It is worth noting that a film whose subject is of particular relevance for the culture into which it is released, at the time it is released, runs the risk of being relevant to that time and place exclusively. As it happens, racial conflict has been an issue for centuries, and especially a subject of open discussion since the middle of the twentieth century, and throughout the western world; it’s incredibly unlikely for a viewer to have no appreciation for what is being discussed in Dear White People. But an important subject does not lead to important art, or even inherently good art. There is the risk that sympathetic viewers may suppose that their sympathy is enough, and that the mere existence of this movie and the moderate success it’s garnered are in themselves signs of improvement in society. The film lacks emotional intensity, complexity in the characters, and a serious and passionate suggestion for the resolution of the conflicts. The characters, confined to the personification of short dictums, are denied depth of experience.
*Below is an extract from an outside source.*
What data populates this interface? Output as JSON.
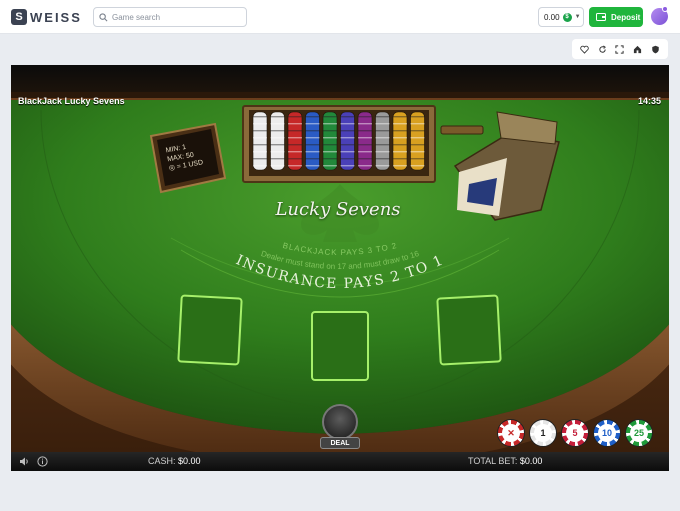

Simien almost begins to imitate the very behaviour he wishes to chastise with his film: the individual and peculiar are subordinated to representation and borderline stereotypes.
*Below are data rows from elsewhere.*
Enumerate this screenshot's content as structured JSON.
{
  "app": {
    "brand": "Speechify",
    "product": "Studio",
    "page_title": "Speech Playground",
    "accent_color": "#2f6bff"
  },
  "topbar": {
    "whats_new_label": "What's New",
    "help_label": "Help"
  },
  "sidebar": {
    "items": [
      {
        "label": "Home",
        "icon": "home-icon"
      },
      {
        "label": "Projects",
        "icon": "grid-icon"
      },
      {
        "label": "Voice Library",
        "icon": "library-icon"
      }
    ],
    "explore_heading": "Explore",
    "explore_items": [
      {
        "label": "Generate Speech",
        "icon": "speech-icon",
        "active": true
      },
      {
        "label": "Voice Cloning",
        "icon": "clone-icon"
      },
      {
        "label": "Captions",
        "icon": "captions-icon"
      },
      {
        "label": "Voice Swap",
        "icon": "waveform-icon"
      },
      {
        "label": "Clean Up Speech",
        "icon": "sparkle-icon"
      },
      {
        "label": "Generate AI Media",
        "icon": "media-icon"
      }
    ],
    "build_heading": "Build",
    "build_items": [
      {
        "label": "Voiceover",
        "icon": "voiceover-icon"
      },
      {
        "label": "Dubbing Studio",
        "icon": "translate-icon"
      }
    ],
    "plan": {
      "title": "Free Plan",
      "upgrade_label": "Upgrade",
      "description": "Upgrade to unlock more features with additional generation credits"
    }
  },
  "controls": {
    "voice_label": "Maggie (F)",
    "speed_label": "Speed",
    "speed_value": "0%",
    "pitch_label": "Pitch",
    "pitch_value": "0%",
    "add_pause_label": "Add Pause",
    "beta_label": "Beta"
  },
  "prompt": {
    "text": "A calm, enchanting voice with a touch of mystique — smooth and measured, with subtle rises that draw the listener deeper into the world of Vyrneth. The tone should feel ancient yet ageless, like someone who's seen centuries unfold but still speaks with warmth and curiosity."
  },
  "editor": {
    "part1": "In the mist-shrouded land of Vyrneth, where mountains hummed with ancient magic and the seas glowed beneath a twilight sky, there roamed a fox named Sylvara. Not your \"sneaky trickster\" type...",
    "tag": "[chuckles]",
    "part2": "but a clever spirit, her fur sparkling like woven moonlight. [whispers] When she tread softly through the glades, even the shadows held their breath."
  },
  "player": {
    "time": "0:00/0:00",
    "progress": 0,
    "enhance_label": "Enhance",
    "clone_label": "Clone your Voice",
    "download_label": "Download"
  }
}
The resolution given is one of moderation: the outspoken and politicised should temper their gusto, the apolitical should become more involved, the self-involved should concern themselves more with the community and its interests. But there is no fine tracing of the underlying causes of the racial conflicts in society, and when photos flash up in the end credits, showing actual blackface events and other racially driven pranks, we’re still left curious as to how such things can happen.
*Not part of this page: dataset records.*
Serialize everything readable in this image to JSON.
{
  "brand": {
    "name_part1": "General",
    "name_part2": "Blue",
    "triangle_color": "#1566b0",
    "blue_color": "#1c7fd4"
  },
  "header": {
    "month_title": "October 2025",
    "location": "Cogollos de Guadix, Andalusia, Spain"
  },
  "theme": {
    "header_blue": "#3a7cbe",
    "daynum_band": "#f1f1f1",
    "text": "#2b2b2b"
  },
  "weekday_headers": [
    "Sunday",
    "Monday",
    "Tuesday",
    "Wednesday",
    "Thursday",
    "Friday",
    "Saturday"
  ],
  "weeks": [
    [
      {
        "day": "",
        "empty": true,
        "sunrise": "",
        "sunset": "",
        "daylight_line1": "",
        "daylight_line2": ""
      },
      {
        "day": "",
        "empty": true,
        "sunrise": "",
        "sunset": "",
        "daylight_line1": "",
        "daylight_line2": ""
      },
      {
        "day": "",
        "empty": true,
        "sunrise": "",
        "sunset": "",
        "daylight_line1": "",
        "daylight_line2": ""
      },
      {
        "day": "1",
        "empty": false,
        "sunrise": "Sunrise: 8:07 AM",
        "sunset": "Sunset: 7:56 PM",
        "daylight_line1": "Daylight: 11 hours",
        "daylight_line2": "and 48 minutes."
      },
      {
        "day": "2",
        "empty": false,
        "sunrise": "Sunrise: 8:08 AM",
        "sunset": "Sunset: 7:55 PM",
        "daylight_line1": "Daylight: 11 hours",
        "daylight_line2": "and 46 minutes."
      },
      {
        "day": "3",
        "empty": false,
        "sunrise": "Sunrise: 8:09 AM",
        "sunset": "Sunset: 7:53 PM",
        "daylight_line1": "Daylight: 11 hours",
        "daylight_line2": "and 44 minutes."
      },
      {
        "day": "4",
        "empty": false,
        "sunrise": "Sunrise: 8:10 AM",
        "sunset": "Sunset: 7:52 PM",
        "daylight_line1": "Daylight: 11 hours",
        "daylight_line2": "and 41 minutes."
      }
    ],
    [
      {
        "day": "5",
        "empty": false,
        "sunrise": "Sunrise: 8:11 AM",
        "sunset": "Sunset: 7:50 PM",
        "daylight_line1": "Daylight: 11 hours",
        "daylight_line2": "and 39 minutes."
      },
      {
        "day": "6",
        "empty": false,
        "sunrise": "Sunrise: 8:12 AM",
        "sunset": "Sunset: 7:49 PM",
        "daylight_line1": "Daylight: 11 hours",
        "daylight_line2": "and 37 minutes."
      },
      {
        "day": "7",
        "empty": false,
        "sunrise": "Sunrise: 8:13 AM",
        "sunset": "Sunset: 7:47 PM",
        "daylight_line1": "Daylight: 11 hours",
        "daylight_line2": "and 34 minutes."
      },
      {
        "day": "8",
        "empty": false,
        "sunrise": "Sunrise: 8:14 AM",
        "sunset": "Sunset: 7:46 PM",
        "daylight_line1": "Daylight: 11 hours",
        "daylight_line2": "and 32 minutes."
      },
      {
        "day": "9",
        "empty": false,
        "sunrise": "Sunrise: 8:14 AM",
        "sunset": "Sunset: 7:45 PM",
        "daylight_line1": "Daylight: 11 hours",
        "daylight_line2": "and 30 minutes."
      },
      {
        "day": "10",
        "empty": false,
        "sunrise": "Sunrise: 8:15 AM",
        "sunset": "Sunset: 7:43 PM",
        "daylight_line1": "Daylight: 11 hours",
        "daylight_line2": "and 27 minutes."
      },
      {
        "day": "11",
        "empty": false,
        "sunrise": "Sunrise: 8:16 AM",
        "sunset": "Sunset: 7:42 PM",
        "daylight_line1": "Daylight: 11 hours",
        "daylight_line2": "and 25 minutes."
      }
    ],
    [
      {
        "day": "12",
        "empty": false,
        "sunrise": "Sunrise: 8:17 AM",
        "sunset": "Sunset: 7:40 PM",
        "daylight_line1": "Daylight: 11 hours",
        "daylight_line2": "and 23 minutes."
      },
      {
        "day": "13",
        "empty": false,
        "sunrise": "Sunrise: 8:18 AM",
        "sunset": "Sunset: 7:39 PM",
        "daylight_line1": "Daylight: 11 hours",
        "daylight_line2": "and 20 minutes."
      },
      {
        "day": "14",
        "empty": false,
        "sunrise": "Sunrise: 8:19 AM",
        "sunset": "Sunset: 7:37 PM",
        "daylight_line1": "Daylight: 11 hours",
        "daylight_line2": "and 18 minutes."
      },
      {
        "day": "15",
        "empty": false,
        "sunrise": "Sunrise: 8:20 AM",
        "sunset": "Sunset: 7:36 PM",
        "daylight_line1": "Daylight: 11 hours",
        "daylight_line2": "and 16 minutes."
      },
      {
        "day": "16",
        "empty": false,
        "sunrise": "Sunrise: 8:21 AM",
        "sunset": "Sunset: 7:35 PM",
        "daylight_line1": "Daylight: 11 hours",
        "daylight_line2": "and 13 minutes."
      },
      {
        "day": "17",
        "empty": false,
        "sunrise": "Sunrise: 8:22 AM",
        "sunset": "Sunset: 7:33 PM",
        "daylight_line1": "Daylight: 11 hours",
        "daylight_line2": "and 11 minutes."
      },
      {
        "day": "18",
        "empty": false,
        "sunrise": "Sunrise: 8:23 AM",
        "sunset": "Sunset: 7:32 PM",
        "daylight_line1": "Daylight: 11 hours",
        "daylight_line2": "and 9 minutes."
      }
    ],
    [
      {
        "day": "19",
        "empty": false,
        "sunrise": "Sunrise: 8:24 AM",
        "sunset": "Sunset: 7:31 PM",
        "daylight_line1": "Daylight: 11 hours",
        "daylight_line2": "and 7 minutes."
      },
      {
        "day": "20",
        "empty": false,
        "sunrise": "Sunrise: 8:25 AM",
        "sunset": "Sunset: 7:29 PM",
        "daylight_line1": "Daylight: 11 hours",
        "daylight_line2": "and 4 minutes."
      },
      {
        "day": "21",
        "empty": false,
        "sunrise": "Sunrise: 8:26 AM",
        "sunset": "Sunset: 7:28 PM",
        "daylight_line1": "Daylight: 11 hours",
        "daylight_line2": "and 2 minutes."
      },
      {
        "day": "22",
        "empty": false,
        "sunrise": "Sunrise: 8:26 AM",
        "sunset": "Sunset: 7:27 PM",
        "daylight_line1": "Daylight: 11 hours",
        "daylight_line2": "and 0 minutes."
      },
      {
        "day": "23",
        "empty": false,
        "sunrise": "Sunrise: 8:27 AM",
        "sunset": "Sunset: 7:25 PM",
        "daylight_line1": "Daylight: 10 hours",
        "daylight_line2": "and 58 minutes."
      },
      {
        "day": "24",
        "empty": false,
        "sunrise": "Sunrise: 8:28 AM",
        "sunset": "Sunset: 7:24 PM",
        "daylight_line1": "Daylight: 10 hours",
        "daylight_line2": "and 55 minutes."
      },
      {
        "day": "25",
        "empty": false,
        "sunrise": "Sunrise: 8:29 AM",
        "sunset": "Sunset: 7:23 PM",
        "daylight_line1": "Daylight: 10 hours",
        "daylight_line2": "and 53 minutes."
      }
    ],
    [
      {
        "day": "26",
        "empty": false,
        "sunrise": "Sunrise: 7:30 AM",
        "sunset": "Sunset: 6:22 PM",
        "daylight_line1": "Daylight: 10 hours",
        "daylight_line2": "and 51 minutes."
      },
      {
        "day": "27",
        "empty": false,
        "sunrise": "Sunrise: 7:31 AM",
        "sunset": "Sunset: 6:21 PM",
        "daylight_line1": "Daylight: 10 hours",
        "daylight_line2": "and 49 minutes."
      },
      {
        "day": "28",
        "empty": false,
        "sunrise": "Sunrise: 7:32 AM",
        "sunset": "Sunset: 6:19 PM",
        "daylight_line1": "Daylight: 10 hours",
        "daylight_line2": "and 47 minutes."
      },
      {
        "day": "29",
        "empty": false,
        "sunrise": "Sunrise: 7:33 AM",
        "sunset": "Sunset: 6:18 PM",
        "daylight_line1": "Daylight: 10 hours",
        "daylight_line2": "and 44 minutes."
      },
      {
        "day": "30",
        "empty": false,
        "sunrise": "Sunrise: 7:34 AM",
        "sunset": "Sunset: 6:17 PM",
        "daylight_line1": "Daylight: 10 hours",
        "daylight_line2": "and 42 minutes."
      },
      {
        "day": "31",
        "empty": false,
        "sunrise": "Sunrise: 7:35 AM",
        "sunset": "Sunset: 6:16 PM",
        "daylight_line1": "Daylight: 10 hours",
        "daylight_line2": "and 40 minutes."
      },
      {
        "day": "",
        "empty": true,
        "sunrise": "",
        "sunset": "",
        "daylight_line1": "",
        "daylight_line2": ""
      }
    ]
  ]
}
However, the result of Simien’s machinations are still something remarkable for a first feature. The temperament and potential he shows here are the stuff of great art, and if he were to unleash these artistic tendencies rather than constrain them, it would most likely result in an astonishing film. We catch a glimpse of it in perhaps this movie’s most heartfelt moment, in a scene following the screening in class of Sam’s silent film project, The Rebirth of a Nation, a parody of D.W. Griffiths’ 1915 epic (reviewed on this blog). She and a white classmate, Gabe, walk from class to his dorm-room, arguing whether racism still flourishes in contemporary entertainment. The dialogue is quick and heady stuff, and the actors race through it, showing off an oral dexterity that could hardly serve to edify an audience. But through the self-congratulatory big words, the discussion of “-isms” and “-ologies,” and hectic mental sparring, blossoms a scene of sweet sensual satisfaction, as the argument ends with Sam’s abrupt direction in response to Gabe’s rhetorical question: “So when Kanye raps about Louis V and Rolexes and classical art, exactly what exploited pocket of black America are those references being mined from?” “On your knees.” She fumbles with her shirt buttons and he with a belt, and eyes are closed to ecstasy. It’s as if the film has freed itself from its rigid abstractions for a moment, and seems to ponder alone, considering that maybe Life and identity extend to things beyond politics and overt conflicts. The sex wakens the film to possibilities of deeper and more singular experiences, but, alas, we’ll have to wait for Simien’s next feature for anything to come of it.
|The Black Students Union, behind Tyler James Williams, reads an invitation to a blackface party on campus|